GOAL OF THE EXERCISE: Return every line from the records below with the string "timestamp".

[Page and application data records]
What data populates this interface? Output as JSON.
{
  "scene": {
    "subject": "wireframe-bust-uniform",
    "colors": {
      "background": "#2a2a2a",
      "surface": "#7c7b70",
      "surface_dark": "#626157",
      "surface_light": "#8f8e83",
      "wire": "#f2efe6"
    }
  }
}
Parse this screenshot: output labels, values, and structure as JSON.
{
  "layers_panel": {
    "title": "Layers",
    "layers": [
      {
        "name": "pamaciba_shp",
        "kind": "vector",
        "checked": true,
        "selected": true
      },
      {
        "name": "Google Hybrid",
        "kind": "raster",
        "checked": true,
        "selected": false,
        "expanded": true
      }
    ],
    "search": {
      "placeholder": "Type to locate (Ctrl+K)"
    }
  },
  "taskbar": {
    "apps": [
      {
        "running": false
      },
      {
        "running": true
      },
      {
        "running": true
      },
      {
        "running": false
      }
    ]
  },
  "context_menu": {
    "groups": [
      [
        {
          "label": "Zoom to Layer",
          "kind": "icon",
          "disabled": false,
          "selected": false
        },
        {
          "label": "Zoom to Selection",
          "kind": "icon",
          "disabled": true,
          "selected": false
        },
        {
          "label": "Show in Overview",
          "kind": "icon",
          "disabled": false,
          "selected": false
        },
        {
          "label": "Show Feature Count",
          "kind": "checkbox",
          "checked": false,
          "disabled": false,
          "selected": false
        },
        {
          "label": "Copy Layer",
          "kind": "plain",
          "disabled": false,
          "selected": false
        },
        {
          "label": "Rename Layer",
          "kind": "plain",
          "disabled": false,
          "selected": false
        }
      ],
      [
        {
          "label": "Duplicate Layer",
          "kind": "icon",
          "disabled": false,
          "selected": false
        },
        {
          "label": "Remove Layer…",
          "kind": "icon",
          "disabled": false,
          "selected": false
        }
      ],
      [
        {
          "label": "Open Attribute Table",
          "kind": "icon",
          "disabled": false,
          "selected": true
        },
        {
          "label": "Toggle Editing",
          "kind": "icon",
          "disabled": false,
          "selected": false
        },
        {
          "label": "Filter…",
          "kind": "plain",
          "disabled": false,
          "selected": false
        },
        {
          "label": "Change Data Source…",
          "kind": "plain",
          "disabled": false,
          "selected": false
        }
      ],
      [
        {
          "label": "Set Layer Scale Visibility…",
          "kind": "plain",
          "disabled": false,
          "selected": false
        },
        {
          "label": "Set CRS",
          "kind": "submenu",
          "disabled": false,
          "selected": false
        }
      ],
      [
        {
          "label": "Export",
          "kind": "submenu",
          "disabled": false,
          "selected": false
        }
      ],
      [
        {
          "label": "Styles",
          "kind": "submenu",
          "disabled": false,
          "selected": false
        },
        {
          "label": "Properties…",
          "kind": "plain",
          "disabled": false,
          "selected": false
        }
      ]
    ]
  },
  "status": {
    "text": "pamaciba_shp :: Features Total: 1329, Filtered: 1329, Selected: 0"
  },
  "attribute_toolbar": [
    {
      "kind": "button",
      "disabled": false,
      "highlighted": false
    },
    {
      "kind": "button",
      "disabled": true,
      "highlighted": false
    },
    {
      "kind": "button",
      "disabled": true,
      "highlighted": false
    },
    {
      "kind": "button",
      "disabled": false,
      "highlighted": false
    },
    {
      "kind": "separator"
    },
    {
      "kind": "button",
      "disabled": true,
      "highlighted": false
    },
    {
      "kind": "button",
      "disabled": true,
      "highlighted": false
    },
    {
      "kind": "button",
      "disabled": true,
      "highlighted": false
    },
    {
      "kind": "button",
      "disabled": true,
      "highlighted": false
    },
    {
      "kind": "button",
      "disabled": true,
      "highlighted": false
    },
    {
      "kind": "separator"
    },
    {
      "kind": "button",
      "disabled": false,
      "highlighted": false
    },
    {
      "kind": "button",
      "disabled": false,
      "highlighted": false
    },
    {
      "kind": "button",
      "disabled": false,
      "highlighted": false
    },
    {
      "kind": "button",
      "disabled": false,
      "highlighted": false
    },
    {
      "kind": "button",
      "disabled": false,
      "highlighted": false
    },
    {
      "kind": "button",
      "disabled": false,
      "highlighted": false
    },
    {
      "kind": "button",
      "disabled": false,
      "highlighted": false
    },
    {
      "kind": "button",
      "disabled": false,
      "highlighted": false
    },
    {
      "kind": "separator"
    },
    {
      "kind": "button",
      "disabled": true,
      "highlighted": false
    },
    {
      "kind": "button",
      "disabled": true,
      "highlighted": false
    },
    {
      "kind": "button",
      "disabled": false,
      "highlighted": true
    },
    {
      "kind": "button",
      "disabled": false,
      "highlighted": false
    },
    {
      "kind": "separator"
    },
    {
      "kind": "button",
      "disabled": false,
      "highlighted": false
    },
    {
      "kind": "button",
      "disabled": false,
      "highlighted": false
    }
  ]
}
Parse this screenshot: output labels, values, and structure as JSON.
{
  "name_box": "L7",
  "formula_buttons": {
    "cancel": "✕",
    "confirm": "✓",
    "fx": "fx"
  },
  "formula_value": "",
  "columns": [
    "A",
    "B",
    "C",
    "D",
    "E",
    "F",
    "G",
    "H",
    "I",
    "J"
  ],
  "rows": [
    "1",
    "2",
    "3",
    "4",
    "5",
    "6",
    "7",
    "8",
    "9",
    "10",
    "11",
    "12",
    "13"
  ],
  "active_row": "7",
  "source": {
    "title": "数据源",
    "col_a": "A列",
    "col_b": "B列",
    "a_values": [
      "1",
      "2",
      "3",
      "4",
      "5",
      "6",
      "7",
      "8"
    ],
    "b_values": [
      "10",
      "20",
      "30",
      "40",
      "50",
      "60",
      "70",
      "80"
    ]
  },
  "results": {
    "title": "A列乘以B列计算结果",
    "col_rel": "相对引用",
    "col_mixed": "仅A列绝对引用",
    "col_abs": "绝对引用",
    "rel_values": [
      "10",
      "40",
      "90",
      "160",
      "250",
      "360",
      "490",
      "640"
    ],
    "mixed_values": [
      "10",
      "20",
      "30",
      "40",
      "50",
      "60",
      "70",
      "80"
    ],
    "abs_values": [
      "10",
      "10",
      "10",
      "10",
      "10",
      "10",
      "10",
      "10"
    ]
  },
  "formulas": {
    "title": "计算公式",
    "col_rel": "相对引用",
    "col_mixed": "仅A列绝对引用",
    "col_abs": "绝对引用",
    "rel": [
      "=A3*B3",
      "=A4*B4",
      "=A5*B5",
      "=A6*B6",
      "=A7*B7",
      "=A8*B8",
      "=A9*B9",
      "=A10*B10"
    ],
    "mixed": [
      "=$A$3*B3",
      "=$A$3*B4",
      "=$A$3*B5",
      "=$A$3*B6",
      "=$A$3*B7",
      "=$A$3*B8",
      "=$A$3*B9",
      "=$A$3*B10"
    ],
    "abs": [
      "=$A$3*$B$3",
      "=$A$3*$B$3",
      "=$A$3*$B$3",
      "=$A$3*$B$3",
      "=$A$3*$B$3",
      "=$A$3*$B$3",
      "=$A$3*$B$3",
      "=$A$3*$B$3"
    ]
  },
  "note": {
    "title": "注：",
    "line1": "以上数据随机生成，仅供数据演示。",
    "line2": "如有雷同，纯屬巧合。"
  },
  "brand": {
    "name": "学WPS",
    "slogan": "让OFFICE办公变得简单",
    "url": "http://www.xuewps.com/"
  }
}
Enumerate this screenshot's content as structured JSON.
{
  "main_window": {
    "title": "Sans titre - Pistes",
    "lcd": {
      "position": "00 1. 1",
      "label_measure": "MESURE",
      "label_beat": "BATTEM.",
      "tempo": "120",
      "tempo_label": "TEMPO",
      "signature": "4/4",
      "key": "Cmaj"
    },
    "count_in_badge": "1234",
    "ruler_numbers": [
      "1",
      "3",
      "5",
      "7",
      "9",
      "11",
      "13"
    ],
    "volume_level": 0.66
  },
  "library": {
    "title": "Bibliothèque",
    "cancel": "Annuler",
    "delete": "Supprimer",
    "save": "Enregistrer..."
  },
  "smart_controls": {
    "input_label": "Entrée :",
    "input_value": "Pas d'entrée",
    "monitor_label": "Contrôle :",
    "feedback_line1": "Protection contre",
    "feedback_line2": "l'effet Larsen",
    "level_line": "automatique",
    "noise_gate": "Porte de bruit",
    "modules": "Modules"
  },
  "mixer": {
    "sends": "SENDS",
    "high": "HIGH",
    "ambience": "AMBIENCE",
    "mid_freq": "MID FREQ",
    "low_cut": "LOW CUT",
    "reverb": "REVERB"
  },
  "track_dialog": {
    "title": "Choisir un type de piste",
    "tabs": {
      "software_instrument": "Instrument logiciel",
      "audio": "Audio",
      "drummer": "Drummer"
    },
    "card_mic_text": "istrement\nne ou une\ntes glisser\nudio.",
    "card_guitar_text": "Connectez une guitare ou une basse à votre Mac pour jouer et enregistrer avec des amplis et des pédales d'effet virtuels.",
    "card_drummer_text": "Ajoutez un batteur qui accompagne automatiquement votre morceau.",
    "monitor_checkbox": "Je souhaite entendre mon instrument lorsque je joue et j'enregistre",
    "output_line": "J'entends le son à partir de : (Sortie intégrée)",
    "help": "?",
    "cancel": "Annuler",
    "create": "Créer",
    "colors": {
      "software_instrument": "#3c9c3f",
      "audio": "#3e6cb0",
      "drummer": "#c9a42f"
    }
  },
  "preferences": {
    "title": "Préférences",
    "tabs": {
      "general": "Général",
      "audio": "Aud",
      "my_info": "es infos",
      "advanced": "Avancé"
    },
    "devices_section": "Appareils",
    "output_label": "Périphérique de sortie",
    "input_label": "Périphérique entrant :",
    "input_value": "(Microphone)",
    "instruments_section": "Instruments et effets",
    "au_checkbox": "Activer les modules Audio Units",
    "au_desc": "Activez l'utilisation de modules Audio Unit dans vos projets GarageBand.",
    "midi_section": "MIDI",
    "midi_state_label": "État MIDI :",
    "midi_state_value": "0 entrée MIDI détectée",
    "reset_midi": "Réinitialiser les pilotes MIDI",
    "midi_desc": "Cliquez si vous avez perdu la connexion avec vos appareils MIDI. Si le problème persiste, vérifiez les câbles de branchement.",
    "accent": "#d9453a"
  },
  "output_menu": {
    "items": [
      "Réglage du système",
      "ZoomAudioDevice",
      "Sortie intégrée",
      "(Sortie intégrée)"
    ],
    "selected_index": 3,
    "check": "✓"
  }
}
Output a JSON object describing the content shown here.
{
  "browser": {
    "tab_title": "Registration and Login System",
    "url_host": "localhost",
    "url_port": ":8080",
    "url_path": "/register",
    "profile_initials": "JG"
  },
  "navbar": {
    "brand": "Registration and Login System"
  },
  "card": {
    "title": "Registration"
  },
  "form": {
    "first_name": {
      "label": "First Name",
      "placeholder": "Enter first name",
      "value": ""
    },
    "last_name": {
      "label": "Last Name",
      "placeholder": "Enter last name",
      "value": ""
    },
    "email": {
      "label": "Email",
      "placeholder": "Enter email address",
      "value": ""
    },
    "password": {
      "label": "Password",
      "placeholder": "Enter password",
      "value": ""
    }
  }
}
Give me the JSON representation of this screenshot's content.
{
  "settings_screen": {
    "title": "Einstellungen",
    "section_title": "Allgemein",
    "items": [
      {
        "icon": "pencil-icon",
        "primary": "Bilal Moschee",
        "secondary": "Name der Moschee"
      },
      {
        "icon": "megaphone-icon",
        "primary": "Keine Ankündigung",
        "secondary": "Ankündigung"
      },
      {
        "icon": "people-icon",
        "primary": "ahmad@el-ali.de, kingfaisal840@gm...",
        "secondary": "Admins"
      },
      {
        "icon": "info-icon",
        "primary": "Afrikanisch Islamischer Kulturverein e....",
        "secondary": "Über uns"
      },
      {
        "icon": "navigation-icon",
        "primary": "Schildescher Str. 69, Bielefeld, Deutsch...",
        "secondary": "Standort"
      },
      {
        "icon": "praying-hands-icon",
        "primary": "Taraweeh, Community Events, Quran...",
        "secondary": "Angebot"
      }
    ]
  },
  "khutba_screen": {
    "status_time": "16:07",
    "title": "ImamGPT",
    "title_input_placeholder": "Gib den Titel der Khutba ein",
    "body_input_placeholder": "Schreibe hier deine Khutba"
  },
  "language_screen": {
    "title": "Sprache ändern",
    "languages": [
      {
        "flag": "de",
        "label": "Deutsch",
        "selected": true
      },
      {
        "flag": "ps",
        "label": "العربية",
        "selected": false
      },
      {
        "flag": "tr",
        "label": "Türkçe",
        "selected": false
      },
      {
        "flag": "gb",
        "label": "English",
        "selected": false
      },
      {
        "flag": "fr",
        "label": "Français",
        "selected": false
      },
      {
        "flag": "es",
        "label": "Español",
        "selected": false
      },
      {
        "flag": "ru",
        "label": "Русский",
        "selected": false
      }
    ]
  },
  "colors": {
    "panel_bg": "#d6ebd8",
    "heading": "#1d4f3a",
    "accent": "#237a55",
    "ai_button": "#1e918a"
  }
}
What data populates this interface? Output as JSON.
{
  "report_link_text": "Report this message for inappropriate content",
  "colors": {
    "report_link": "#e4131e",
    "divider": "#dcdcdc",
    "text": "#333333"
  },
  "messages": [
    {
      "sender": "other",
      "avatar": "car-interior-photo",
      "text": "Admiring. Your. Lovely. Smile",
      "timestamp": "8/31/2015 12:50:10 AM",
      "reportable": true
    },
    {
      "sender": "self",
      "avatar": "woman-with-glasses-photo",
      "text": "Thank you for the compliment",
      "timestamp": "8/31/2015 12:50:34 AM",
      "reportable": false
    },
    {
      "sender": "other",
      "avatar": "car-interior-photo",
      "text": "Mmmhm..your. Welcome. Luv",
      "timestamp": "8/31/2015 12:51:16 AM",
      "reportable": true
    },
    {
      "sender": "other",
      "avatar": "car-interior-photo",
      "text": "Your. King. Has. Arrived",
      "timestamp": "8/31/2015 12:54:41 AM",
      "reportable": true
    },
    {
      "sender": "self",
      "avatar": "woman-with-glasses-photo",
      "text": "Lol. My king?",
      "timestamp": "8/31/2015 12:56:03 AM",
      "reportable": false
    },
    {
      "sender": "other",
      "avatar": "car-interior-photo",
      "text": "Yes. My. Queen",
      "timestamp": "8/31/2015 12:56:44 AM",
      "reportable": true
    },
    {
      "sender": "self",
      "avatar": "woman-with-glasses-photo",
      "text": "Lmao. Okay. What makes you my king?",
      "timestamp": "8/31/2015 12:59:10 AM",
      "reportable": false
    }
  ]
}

OUTPUT FOR THIS EXERCISE:
      "timestamp": "8/31/2015 12:50:10 AM",
      "timestamp": "8/31/2015 12:50:34 AM",
      "timestamp": "8/31/2015 12:51:16 AM",
      "timestamp": "8/31/2015 12:54:41 AM",
      "timestamp": "8/31/2015 12:56:03 AM",
      "timestamp": "8/31/2015 12:56:44 AM",
      "timestamp": "8/31/2015 12:59:10 AM",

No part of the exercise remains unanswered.